_TASK STATEMENT_: Please give the number of lines in the entries below that hold "content", with no other words.

_MATERIAL FOR THIS TASK_:
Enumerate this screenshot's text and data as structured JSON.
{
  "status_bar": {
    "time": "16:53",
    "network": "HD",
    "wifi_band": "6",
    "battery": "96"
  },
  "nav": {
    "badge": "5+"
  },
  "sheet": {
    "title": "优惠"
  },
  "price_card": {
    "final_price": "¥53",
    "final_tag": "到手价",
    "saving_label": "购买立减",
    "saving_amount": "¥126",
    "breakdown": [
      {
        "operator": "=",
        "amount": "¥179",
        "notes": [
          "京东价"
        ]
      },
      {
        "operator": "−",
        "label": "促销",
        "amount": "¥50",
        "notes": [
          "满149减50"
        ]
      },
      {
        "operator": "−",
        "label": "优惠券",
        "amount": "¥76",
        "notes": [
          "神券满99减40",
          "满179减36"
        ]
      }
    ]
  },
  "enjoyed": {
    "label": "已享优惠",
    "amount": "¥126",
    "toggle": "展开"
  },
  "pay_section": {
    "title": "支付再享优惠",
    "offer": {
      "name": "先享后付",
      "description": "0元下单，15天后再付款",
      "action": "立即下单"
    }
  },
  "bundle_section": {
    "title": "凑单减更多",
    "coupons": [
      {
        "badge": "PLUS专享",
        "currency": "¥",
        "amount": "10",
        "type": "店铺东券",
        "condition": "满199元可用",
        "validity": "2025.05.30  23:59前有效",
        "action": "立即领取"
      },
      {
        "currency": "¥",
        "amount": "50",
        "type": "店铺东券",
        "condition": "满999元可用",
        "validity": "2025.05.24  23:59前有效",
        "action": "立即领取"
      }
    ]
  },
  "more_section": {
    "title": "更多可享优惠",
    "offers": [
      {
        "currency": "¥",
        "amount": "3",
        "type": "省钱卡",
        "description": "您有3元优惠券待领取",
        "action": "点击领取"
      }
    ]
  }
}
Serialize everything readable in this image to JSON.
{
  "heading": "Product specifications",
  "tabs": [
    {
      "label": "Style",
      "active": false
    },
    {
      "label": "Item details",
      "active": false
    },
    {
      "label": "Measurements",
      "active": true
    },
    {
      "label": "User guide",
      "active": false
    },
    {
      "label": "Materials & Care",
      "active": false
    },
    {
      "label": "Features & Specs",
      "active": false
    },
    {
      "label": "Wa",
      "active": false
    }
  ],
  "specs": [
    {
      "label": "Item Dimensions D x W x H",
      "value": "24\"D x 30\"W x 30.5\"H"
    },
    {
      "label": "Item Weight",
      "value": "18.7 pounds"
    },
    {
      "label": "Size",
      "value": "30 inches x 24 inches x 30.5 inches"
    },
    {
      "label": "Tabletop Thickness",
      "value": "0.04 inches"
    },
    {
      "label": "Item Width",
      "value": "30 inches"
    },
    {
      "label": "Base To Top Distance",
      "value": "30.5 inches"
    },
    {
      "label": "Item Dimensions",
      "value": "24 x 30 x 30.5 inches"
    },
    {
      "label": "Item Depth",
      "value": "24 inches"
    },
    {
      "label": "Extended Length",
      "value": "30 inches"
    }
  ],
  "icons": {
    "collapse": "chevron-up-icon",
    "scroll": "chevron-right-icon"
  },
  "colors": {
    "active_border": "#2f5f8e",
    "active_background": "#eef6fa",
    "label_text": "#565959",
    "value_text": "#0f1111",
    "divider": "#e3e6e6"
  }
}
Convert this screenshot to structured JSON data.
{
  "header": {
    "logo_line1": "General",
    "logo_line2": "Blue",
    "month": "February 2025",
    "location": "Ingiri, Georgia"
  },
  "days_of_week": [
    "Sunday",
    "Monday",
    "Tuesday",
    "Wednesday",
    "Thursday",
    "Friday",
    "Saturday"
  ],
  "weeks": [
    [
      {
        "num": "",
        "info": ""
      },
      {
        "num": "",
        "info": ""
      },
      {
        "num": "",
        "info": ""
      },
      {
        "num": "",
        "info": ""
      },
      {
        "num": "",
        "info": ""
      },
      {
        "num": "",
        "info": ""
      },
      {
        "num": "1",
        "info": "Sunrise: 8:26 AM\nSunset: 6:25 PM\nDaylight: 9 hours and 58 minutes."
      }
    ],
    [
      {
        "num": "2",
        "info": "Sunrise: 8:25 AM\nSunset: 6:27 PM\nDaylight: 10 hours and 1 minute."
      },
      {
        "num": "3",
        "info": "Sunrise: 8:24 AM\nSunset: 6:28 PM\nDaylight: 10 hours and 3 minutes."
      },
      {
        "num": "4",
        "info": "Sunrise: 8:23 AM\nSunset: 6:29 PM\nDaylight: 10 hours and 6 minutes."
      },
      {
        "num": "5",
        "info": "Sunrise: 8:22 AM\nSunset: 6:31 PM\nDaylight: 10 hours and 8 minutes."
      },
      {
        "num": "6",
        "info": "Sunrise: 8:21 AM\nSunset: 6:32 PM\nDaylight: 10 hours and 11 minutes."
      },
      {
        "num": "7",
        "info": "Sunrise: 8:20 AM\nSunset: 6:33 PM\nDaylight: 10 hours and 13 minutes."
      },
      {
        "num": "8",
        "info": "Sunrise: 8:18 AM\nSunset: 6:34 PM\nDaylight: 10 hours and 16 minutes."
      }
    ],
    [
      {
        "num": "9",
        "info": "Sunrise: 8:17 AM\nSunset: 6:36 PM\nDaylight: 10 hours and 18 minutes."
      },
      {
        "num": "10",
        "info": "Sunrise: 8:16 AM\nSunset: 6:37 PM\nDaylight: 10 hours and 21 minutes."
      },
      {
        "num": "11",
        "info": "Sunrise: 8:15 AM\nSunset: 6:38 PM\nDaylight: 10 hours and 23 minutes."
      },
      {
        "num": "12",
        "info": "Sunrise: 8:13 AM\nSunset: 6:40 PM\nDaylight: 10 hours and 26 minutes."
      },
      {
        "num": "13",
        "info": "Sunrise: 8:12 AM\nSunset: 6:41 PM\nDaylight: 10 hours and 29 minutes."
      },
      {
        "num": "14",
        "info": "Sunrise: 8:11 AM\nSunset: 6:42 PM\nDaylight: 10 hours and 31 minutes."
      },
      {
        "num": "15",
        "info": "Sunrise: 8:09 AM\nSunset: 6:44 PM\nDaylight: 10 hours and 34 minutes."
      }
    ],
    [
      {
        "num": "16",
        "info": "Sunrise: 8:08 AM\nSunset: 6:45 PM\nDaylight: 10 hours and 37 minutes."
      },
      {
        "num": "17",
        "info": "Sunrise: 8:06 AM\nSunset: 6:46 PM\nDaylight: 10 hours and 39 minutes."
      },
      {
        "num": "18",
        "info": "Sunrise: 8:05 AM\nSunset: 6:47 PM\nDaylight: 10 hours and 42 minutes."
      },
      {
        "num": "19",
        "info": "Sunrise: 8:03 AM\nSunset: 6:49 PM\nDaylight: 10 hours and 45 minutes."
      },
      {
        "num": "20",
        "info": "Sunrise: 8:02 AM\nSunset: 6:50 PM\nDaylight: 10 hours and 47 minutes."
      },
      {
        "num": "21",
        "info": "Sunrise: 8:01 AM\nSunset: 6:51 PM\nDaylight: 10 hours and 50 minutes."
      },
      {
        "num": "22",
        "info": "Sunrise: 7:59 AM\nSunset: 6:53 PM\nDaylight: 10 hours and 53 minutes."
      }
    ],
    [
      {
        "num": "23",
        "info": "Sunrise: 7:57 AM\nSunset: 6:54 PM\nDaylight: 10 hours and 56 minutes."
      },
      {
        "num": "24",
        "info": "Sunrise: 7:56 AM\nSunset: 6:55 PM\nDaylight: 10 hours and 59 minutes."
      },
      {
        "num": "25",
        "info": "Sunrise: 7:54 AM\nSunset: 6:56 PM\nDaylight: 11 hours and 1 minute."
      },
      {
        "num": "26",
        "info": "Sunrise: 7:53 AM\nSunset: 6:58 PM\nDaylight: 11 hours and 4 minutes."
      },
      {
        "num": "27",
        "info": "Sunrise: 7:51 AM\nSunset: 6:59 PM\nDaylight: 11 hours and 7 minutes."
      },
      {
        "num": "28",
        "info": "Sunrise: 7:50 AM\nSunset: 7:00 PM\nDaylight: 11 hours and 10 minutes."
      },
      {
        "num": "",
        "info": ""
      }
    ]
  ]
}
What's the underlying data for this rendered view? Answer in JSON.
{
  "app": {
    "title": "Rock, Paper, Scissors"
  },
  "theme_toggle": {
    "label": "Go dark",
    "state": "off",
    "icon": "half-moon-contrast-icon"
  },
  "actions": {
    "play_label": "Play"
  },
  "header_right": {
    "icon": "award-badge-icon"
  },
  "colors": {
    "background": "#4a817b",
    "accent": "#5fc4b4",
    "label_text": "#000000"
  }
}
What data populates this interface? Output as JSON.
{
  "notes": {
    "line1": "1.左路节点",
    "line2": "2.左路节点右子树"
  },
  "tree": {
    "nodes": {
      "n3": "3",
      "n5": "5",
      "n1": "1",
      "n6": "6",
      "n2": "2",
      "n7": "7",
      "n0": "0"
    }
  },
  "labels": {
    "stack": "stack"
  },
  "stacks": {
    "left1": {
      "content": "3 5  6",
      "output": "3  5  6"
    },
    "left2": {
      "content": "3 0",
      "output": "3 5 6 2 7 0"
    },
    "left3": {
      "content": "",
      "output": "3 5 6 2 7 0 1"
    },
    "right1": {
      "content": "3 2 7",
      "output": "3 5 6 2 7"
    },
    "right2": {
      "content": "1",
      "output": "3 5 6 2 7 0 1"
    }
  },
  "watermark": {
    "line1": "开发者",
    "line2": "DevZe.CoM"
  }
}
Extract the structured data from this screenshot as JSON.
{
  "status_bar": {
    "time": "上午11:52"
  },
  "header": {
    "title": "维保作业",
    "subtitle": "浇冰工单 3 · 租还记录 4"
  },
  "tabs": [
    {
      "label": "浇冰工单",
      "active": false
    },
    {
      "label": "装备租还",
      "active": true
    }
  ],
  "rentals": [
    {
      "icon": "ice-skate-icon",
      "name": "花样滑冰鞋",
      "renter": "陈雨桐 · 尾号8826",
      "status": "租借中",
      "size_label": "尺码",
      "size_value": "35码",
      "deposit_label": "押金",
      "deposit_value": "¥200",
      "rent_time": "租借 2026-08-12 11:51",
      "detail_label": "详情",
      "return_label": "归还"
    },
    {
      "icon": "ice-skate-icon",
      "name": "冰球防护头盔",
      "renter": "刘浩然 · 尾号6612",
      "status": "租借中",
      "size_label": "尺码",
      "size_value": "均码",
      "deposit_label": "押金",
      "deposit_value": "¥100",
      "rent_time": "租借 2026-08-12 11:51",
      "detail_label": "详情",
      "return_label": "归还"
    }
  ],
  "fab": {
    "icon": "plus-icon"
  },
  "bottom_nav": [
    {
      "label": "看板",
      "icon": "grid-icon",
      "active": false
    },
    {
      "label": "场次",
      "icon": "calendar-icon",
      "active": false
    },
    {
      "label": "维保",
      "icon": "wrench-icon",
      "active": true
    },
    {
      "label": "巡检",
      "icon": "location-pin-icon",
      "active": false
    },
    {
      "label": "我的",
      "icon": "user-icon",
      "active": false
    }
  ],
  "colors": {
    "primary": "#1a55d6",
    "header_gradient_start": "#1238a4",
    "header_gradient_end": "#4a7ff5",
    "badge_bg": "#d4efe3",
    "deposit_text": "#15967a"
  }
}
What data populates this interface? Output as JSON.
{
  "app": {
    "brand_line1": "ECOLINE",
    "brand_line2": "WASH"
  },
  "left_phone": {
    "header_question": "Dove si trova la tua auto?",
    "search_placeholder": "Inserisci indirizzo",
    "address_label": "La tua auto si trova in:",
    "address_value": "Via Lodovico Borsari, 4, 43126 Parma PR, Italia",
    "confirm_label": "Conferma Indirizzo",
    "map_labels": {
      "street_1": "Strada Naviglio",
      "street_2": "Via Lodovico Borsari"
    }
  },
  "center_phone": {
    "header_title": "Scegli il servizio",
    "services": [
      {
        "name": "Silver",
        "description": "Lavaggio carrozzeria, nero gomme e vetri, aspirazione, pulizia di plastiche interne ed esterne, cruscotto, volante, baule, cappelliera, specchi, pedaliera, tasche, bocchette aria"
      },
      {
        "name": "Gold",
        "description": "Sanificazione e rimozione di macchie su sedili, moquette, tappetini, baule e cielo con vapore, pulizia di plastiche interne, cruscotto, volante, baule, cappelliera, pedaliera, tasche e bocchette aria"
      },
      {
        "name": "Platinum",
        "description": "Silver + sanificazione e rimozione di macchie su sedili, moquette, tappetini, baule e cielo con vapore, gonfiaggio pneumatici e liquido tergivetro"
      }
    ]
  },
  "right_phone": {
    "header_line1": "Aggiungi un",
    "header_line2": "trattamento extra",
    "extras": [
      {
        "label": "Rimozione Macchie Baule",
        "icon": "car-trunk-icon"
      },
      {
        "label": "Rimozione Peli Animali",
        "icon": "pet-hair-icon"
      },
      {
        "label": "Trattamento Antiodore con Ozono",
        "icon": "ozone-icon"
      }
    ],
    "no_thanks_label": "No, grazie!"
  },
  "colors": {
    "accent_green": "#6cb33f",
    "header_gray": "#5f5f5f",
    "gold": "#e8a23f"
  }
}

_EXPECTED OUTPUT_: 5